By Sarah-Jane Murphy
Former Anglo Irish Bank CEO David Drumm has been jailed for six years for his role in a multi-billion euro bank fraud scheme in 2008.
Earlier this month, a jury at Dublin Circuit Criminal Court returned unanimous verdicts of guilty on a charge of conspiracy to defraud and one of false accounting, after just over ten and a half hours of deliberations.
Judge Karen O'Connor delivered the sentence shortly after 4pm this afternoon and said that any time already spent in custody should be taken into consideration.
The maximum prison sentence for conspiracy to defraud is unlimited, while the maximum jail term for false accounting is ten years.
Judge O’Connor sentenced Mr Drumm to six years and ordered that he would get credit for the five months he had spent in a prison in Boston before being extradited to Ireland in March 2016.
The judge said she felt "the appropriate headline figure is eight years imprisonment in relation to both counts", but imposed a six-year sentence after reflecting on mitigating factors.
The former banking executive lived in Wellesley, Massachusetts, US for a number of years including after the collapse of Anglo.
He was subject to lengthy extradition proceedings and was held in custody for five months in a US Federal Penitentiary before he ultimately consented to his extradition in March 2016.
Drumm (51) of Skerries, Co. Dublin was on bail throughout the 87-day trial, the third longest criminal trial in the history of the State.
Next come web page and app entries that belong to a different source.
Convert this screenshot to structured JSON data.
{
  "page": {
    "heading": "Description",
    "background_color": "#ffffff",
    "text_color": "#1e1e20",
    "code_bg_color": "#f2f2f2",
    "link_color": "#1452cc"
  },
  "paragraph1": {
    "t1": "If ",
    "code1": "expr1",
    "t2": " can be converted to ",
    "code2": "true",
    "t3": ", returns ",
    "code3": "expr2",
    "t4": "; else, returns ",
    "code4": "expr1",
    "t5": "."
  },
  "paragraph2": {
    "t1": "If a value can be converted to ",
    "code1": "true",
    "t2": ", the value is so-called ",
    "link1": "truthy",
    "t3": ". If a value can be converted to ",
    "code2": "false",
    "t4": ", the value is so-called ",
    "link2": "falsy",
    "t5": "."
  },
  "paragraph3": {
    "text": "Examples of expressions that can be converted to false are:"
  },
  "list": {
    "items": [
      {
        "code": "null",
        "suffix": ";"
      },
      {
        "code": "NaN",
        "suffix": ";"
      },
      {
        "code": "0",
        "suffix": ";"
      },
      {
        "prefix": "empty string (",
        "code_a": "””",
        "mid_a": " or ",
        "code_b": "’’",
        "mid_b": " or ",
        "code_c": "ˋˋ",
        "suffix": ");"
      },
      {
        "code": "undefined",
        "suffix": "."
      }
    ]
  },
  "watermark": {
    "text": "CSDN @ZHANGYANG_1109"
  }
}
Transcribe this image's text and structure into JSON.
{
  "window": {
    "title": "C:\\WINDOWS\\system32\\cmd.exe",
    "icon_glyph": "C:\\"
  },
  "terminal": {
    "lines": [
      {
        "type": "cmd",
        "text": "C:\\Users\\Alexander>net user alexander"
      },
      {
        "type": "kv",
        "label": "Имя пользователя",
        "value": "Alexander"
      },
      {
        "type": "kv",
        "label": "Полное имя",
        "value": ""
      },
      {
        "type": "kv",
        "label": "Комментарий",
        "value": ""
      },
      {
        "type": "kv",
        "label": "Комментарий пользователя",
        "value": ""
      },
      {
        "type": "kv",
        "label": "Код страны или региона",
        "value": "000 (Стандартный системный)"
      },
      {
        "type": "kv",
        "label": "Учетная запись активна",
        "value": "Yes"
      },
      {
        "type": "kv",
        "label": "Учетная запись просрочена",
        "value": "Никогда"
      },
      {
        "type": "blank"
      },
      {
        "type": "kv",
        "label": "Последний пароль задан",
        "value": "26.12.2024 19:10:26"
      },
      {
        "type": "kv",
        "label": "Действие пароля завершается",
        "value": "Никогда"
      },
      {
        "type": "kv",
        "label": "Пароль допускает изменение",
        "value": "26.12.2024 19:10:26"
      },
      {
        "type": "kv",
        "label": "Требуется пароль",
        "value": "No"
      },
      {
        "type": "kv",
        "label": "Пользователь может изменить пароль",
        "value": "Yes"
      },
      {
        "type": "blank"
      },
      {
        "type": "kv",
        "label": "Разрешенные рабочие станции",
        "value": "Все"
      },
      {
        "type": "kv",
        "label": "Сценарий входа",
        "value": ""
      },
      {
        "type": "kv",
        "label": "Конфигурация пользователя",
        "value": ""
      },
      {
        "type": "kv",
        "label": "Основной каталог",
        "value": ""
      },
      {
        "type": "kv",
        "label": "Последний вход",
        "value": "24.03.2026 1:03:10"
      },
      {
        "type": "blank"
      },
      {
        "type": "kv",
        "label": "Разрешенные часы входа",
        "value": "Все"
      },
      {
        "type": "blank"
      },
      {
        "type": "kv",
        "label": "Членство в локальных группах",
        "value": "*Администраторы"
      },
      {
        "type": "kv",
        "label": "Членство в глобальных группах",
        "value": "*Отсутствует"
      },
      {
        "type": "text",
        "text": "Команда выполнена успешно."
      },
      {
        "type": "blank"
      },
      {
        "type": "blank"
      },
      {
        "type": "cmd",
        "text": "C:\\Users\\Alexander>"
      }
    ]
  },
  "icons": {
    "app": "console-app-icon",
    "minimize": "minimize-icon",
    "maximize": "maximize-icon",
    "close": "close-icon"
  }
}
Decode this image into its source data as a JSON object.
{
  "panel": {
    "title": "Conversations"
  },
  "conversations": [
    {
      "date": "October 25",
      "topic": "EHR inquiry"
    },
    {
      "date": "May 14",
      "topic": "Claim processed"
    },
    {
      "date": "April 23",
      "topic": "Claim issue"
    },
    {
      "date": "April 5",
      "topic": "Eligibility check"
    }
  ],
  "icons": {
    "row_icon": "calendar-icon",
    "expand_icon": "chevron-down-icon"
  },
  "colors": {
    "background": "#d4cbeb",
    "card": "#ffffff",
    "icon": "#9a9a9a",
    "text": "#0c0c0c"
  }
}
His bail was continued after his conviction and he was present in court for the hearing this morning, dressed in a navy suit and an open-collared blue shirt.
During this hearing, his lawyers told the court he had instructed them not to put forward any testimonials or character references.
Brendan Grehan SC said that since his client became the chief executive of the Anglo Irish Bank “his life had been an open book” and he did not wish to have others exposed to further adverse publicity or loss of privacy.
It was the State's case that Drumm conspired with Irish Life & Permanent's former CEO, Denis Casey, Anglo's former financial director Willie McAteer and former Head of Treasury at Anglo, John Bowe, among others, to carry out €7.2bn in fraudulent circular transactions in order to bolster the customer deposits figure on Anglo's balance sheet.
The State also alleged that this €7.2bn was falsely accounted for as part of the bank's customer deposits in preliminary accounts published on December 3rd 2008, therefore misleading the market as to Anglo's true strength.
Bowe (54) from Glasnevin, Dublin, McAteer (67) of Greenrath, Tipperary Town, Co. Tipperary and Casey (58) from Raheny, Dublin were convicted in June 2016 on the conspiracy to defraud charges.
David Drumm in happier times in 2006
Drumm, of Skerries, Co Dublin, had pleaded not guilty to conspiring with former bank officials Denis Casey, William McAteer, John Bowe and others to defraud depositors and investors at Anglo by “dishonestly” creating the impression that deposits in 2008 were €7.2 billion larger than they were.
He had also pleaded not guilty to false accounting on December 3, 2008, by furnishing information to the market that Anglo's 2008 deposits were €7.2 billion larger than they were.